Custom Brochure Design for Verdi Oncology - Astute Communications

If you’ve ever looked up a product/service on either Google Ads or Bing, chances are you’ve seen one of the top results have a little green square that says “AD” under it. These are Pay Per Click (PPC) advertisements. PPC ads are a model of marketing where advertisers pay a certain amount of money every time their ads are clicked on. Basically, it’s a way for businesses to get someone to their site by paying for it, instead of earning visits organically. 

Search engine advertising is one of the most popular ways to advertise over the internet. It allows advertisers to put up a “bid” for ad placement in a search engine’s top results spot. 

For example, let’s say that we have a company called Tom’s Landscaping located in Nashville, TN. If our company bids on the keyword “Nashville Landscaper” there’s a chance that our ad may show up in one of the top three spots on Google’s results page. 

Now let’s say that someone clicks on our PPC ad and they get sent to our website.
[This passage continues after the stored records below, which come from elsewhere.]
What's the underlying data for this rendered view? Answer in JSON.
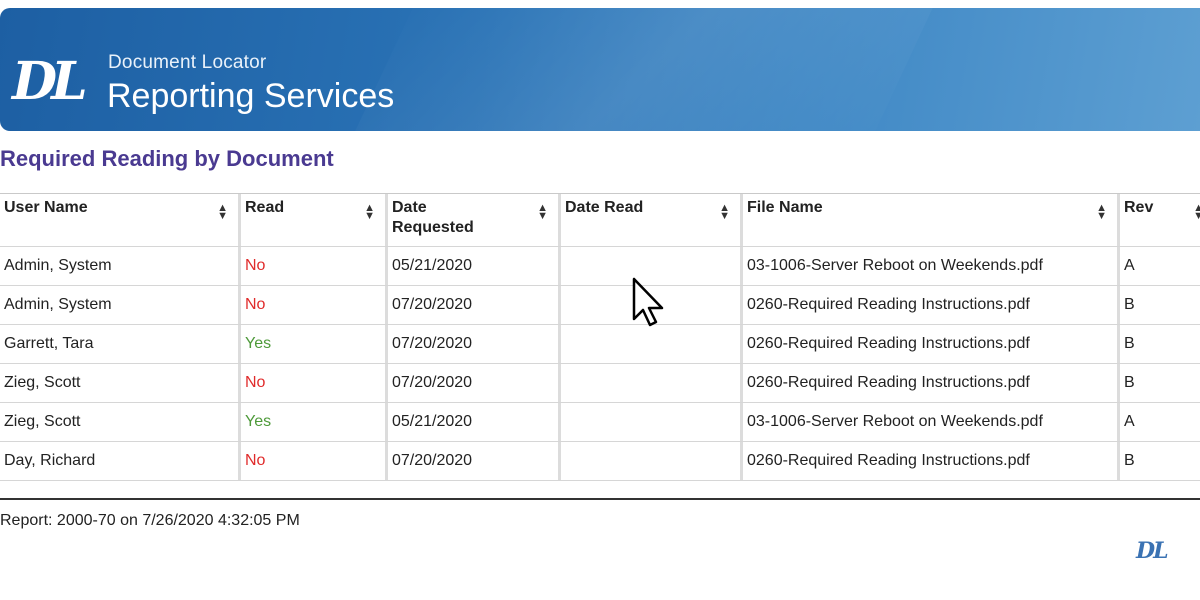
{
  "header": {
    "logo_text": "DL",
    "brand_small": "Document Locator",
    "brand_large": "Reporting Services"
  },
  "report": {
    "title": "Required Reading by Document",
    "columns": [
      "User Name",
      "Read",
      "Date Requested",
      "Date Read",
      "File Name",
      "Rev"
    ],
    "rows": [
      {
        "user": "Admin, System",
        "read": "No",
        "date_requested": "05/21/2020",
        "date_read": "",
        "file": "03-1006-Server Reboot on Weekends.pdf",
        "rev": "A"
      },
      {
        "user": "Admin, System",
        "read": "No",
        "date_requested": "07/20/2020",
        "date_read": "",
        "file": "0260-Required Reading Instructions.pdf",
        "rev": "B"
      },
      {
        "user": "Garrett, Tara",
        "read": "Yes",
        "date_requested": "07/20/2020",
        "date_read": "",
        "file": "0260-Required Reading Instructions.pdf",
        "rev": "B"
      },
      {
        "user": "Zieg, Scott",
        "read": "No",
        "date_requested": "07/20/2020",
        "date_read": "",
        "file": "0260-Required Reading Instructions.pdf",
        "rev": "B"
      },
      {
        "user": "Zieg, Scott",
        "read": "Yes",
        "date_requested": "05/21/2020",
        "date_read": "",
        "file": "03-1006-Server Reboot on Weekends.pdf",
        "rev": "A"
      },
      {
        "user": "Day, Richard",
        "read": "No",
        "date_requested": "07/20/2020",
        "date_read": "",
        "file": "0260-Required Reading Instructions.pdf",
        "rev": "B"
      }
    ]
  },
  "footer": {
    "report_info": "Report: 2000-70 on 7/26/2020 4:32:05 PM",
    "logo_text": "DL"
  },
  "colors": {
    "banner": "#2a73b6",
    "title": "#4a3a91",
    "no": "#e02b2b",
    "yes": "#4e9a3a"
  },
  "icons": {
    "sort": "sort-icon",
    "cursor": "mouse-cursor-icon"
  }
}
Tom’s Landscaping now has to pay the search engine a small fee for showing their ads in a good location where they were clicked. In an ideal scenario, the fee is trivial. If we paid $2.00 for that click, and it results in a $600 profit, then that’s a huge return on investment from the $2.00 we paid to get that click.

Google Ads

Google Ads is the most common way for companies to run PPC ads. The Google Ads manager allows businesses to create ads that appear in the top three spots on Google’s results page. 

Basically, every time a search is done, Google searches the pool of Google Ads and picks a group of 3-4 to display in the search. The ones that get to appear are chosen based on the size of their bid and Quality Score. 

To be specific, appearing on the top page is based around a Google metric called “Ad Rank”. Your Ad Rank is calculated by multiplying two key traits. One is your Cost Per Click bid, which is the highest amount you’re willing to spend. Two is your Quality Score, which takes into account multiple factors: click-through rate, relevance, and the quality of your landing page. Essentially, this metric is in place to allow winning advertisers to reach their audience at a cost that is in line with their budget. 

Doing PPC marketing through Google Ads is generally the best way to do PPC because Google is the world’s largest search engine. Google gets ridiculous amounts of traffic. In turn, they deliver the highest number of impressions and clicks on your ads compared to other search engines. 

What to Focus On

Keywords- These are typically the most important part of any campaign. Google Ads uses keywords and their relevance to decide when to have your ad appear. The more relevant/specific your keywords are, the more likely it’ll be that Google will show your ads.

Landing Page- The quality of your landing page is a huge factor when Google decides whether to show your ad or not. You could have the perfect list of keywords, but if your landing page is a mess, or doesn’t have the appropriate content, your ad is less likely to appear under a search for your product/service.

Creativity-  Having creative, eye-catching ad copy is also very important. Your ad is most likely going to appear next to two (2) or so other ads for the same thing. You’re definitely going to want to stand out from the competition as much as you can.

Quality Score- This is the overall score that Google Ads gives you based on the relevance of your keywords, landing page quality, and your click-through rate (CTR: the percentage of people who see your ad and click on it). This metric is very important to keep up with because this determines how likely your ad is to appear to potential customers.


Using Google to run PPC ads for your business will prove to be a huge asset in the long run. The most important part is making sure you set up all of the important metrics such as: keywords, bid amounts, and landing page quality. Once you have all your bases covered you’ll be well on your way to being a pro at PPC advertising.

-Written by Jonah Ericksen